Your instructions. Scan the records below and report how many lines contain the word "JSON", giving the number by itself.

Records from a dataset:
.....

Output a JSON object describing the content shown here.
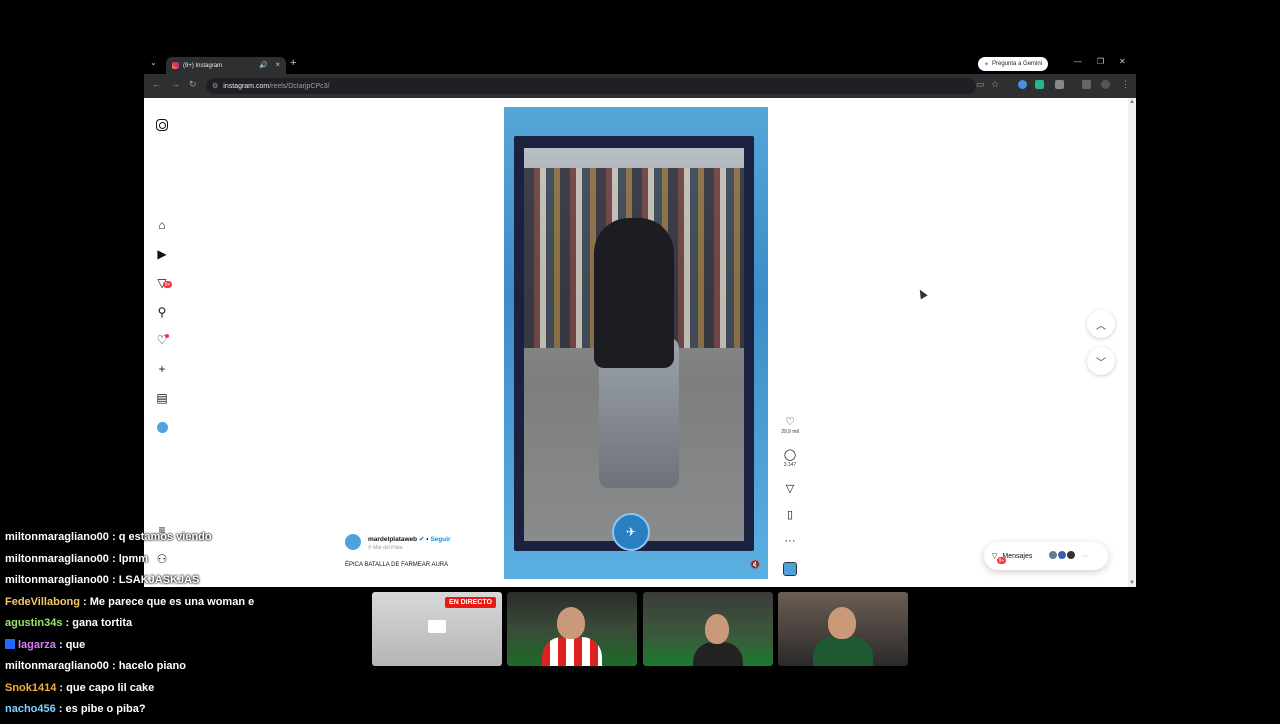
{
  "browser": {
    "tab_title": "(9+) Instagram",
    "gemini_label": "Pregunta a Gemini",
    "url_host": "instagram.com",
    "url_path": "/reels/DcIarjpCPc3/"
  },
  "instagram": {
    "sidebar": {
      "notifications_badge": "9+"
    },
    "reel": {
      "author": "mardelplataweb",
      "follow_label": "Seguir",
      "location": "Mar del Plata",
      "caption": "ÉPICA BATALLA DE FARMEAR AURA",
      "likes": "29,9 mil",
      "comments": "3.147",
      "more": "···"
    },
    "messages": {
      "label": "Mensajes",
      "badge": "9+"
    }
  },
  "chat": [
    {
      "user": "miltonmaragliano00",
      "message": "q estamos viendo",
      "color": "#ffffff",
      "prime": false
    },
    {
      "user": "miltonmaragliano00",
      "message": "lpmm",
      "color": "#ffffff",
      "prime": false
    },
    {
      "user": "miltonmaragliano00",
      "message": "LSAKJASKJAS",
      "color": "#ffffff",
      "prime": false
    },
    {
      "user": "FedeVillabong",
      "message": "Me parece que es una woman e",
      "color": "#f5c86b",
      "prime": false
    },
    {
      "user": "agustin34s",
      "message": "gana tortita",
      "color": "#9be36b",
      "prime": false
    },
    {
      "user": "lagarza",
      "message": "que",
      "color": "#d77bff",
      "prime": true
    },
    {
      "user": "miltonmaragliano00",
      "message": "hacelo piano",
      "color": "#ffffff",
      "prime": false
    },
    {
      "user": "Snok1414",
      "message": "que capo lil cake",
      "color": "#f3b13c",
      "prime": false
    },
    {
      "user": "nacho456",
      "message": "es pibe o piba?",
      "color": "#7fd3ff",
      "prime": false
    }
  ],
  "cams": {
    "live_label": "EN DIRECTO"
  }
}
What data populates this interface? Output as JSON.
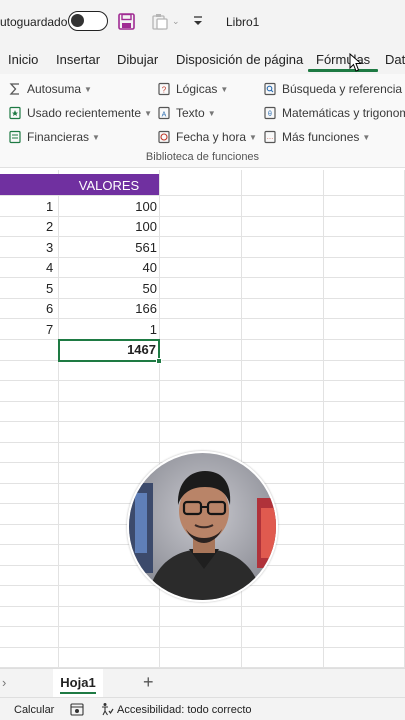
{
  "titlebar": {
    "autosave_label": "utoguardado",
    "title": "Libro1"
  },
  "ribbon_tabs": [
    "Inicio",
    "Insertar",
    "Dibujar",
    "Disposición de página",
    "Fórmulas",
    "Dat"
  ],
  "active_tab": "Fórmulas",
  "ribbon": {
    "autosuma": "Autosuma",
    "usado_recientemente": "Usado recientemente",
    "financieras": "Financieras",
    "logicas": "Lógicas",
    "texto": "Texto",
    "fecha_hora": "Fecha y hora",
    "busqueda": "Búsqueda y referencia",
    "matematicas": "Matemáticas y trigonome",
    "mas_funciones": "Más funciones",
    "group_label": "Biblioteca de funciones"
  },
  "sheet": {
    "header": "VALORES",
    "rows": [
      {
        "n": "1",
        "v": "100"
      },
      {
        "n": "2",
        "v": "100"
      },
      {
        "n": "3",
        "v": "561"
      },
      {
        "n": "4",
        "v": "40"
      },
      {
        "n": "5",
        "v": "50"
      },
      {
        "n": "6",
        "v": "166"
      },
      {
        "n": "7",
        "v": "1"
      }
    ],
    "total": "1467"
  },
  "sheet_tabs": {
    "active": "Hoja1",
    "add": "+"
  },
  "status": {
    "calc": "Calcular",
    "accessibility": "Accesibilidad: todo correcto"
  },
  "colors": {
    "header_fill": "#7030a0",
    "accent_green": "#1e7a43",
    "save_icon": "#a02b93"
  }
}
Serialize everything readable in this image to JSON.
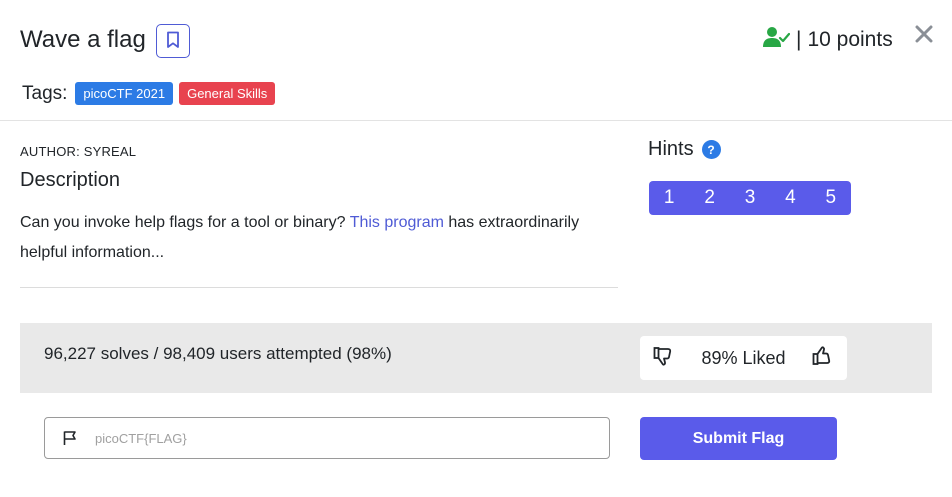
{
  "challenge": {
    "title": "Wave a flag",
    "points_separator": "|",
    "points": "10 points",
    "close_glyph": "✕"
  },
  "tags": {
    "label": "Tags:",
    "items": [
      {
        "label": "picoCTF 2021",
        "color": "#2c7be5"
      },
      {
        "label": "General Skills",
        "color": "#e8434f"
      }
    ]
  },
  "author": "AUTHOR: SYREAL",
  "description": {
    "heading": "Description",
    "text_before": "Can you invoke help flags for a tool or binary? ",
    "link_text": "This program",
    "text_after": " has extraordinarily helpful information..."
  },
  "hints": {
    "heading": "Hints",
    "help_glyph": "?",
    "items": [
      "1",
      "2",
      "3",
      "4",
      "5"
    ]
  },
  "stats": {
    "text": "96,227 solves / 98,409 users attempted (98%)",
    "liked_text": "89% Liked"
  },
  "flag_form": {
    "placeholder": "picoCTF{FLAG}",
    "value": "",
    "submit_label": "Submit Flag"
  },
  "colors": {
    "accent": "#5a5bea",
    "link": "#4f5bd5",
    "solved_green": "#28a745",
    "stats_bg": "#e9e9e9"
  },
  "icons": {
    "bookmark": "bookmark-icon",
    "solved_user": "user-check-icon",
    "close": "close-icon",
    "help": "help-circle-icon",
    "thumbs_down": "thumbs-down-icon",
    "thumbs_up": "thumbs-up-icon",
    "flag": "flag-icon"
  }
}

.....

Result below. 3